“We really do focus on zero waste,” said Da Cruz as we headed out the door. “I can email you the bill.”
Less meat is more
At Heirloom Vegetarian (1509 West 12th Avenue; tel: 604-733-2231; heirloomrestaurant.ca), on the upscale shopping strip of South Granville, the diner-inspired menu features hearty vegetarian fare. You can start with daily brunch selections of eggs benedict and omelets with locally-made vegan sausage. That sausage also turns up with roasted Brussels sprouts and carrots in the sizzling skillets of paella or try the cornmeal-crusted deep-fried avocado appetizer, big kale Caesar salad or breaded tofu and goat feta Greek burger.
Back in the King Edward neighborhood off South Main, the newly opened Graze (3980 Fraser Street; tel: 604-620-8822; grazerestaurant.ca) has vegan and raw food aspirations with antipasti platters of fresh fruit, olives, glazed nuts and a house-made herbed “cheese” spread, nary a dairy product in sight.
Chef Karen McAthy has a passion for local food initiatives and food safety, so it’s no wonder she supports Inner City Farms, Sole Food Street Farms and Food Pedalers when she creates vegan dishes like her signature toasted almond and herb “mignon” topped with wild sea asparagus, oyster mushrooms and red peppers sautéed in garlic oil with a juniper, Thai basil and plum reduction.
You can also opt for meat-free meals at top city hotels.

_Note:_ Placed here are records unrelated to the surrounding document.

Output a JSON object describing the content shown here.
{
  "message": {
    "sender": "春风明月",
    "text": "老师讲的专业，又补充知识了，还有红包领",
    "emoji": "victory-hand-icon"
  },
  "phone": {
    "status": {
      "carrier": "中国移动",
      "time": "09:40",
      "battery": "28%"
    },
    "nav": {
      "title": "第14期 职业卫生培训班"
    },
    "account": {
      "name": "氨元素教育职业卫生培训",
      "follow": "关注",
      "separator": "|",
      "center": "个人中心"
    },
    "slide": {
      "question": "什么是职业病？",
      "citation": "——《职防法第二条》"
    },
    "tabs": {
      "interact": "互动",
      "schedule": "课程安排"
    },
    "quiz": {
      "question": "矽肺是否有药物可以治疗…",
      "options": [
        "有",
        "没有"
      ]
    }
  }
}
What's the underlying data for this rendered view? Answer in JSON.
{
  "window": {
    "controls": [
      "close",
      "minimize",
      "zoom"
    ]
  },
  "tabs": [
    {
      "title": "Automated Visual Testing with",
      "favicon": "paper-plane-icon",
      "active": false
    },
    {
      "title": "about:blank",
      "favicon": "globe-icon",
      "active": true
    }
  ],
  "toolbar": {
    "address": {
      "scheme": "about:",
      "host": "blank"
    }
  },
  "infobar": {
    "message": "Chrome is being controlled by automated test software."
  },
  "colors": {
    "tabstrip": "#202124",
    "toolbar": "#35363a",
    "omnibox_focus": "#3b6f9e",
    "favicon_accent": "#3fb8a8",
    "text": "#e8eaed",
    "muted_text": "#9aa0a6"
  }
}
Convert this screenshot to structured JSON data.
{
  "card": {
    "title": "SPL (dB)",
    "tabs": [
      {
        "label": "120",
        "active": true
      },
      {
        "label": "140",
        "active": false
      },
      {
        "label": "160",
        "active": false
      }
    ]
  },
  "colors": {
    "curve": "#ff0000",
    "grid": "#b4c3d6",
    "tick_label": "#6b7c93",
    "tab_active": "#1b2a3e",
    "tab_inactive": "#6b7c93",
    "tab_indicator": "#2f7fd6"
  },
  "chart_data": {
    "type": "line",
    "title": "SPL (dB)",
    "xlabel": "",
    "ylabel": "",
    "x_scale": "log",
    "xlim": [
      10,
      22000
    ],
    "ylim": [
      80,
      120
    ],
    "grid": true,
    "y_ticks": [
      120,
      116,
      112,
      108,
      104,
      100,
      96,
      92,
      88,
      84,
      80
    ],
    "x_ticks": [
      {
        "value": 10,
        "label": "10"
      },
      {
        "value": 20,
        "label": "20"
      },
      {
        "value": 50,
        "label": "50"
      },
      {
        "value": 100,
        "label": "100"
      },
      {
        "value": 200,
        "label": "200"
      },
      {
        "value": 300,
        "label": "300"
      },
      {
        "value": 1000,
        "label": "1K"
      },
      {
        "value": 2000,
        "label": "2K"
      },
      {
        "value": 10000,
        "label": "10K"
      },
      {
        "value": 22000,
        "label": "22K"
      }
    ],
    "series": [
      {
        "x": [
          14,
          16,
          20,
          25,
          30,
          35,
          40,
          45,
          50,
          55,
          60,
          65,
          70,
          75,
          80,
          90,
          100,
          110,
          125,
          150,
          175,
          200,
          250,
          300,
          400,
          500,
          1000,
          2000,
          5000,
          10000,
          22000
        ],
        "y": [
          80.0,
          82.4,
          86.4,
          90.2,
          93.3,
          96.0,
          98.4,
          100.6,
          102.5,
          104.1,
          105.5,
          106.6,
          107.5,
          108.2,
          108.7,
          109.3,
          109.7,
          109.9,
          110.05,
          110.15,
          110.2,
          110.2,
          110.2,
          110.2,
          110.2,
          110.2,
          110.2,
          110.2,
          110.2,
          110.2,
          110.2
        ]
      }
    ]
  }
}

Our waterfront digs at the new Fairmont Pacific Rim (1038 Canada Place; tel: 877-900-5350; fairmont.com/pacific-rim-vancouver) features vegetarian choices at all their restaurants whether it’s sushi in the lobby, take-out Italian at Giovane or upscale Pacific Rim cuisine at ORU. Executive chef Darren Brown supports local farms and even creates vegan combinations.
We started our lunch with a creamy squash and corn chowder enriched with coconut milk, and a beautiful beet and Tiger Blue cheese salad with chimichurri before diving into penne with traditional Italian eggplant and tomato sauce.
Later, in the lobby’s RawBar, there was time for cocktails paired with vegetarian look-alike sushi by Chef Taka Omi: bamboo shoot inari pockets, rice wrapped in paper-thin slivers of cucumber with fresh shiso leaves and pink slabs of faux tuna (salted and compressed watermelon) belted atop rice balls with strips of nori.
In good company
Back on south Main Street, we booked at table at Burdock & Co. (2702 Main Street; tel: 604-879-0077; burdockandco.com), where one of the city’s top female chefs has opened a cosy neighborhood spot. Andrea Carlson — most recently the chef at Bishop’s — has a resume that includes many of the West Coast’s top tables, from Sooke Harbour House to C Restaurant, and she’s learned much about showcasing fresh, local flavours along the way.
While the food at Burdock & Co. isn’t strictly vegetarian, it’s “vegetable-forward” with many of the sharable small plates focused on seasonal produce. The decision to bring local, organic vegetables off top tables and into a smaller, neighborhood venue was intentional, Carlson explained, so they’d become part of the main meal and not just garnish on a more expensive protein.
We had delicate braised leeks balanced with a rich hazelnut and red pepper Romesco sauce, and a hearty combination of corn, beans and local pine mushrooms with crunchy wheat berries, before adding a small bowl of fat mussels, lightly cooked over smoky wood, and a few tender braised short ribs, all with exquisite, but suitably small wine pairings from an educated staff.
“Vegetable dishes are open to a lot more creative input, more layers and textures,” said Carlson of her pine mushroom and parsnip soup topped with slivers of more pine mushrooms, a brunoise of caramelized parsnips, and freshly shaved chestnuts. “With a steak, you’re just going to cook it.”
Even if you don’t want to give up eating meat, you may have to consider it. The latest science suggests that in 40 years, the planet and its water resources won’t support the current scenario where humans derive 20 percent of their protein from animal-based products. A mostly vegetarian diet will be the answer. Or we could just start now.
This article was accurate when it was published. Please confirm rates and details directly with the companies in question.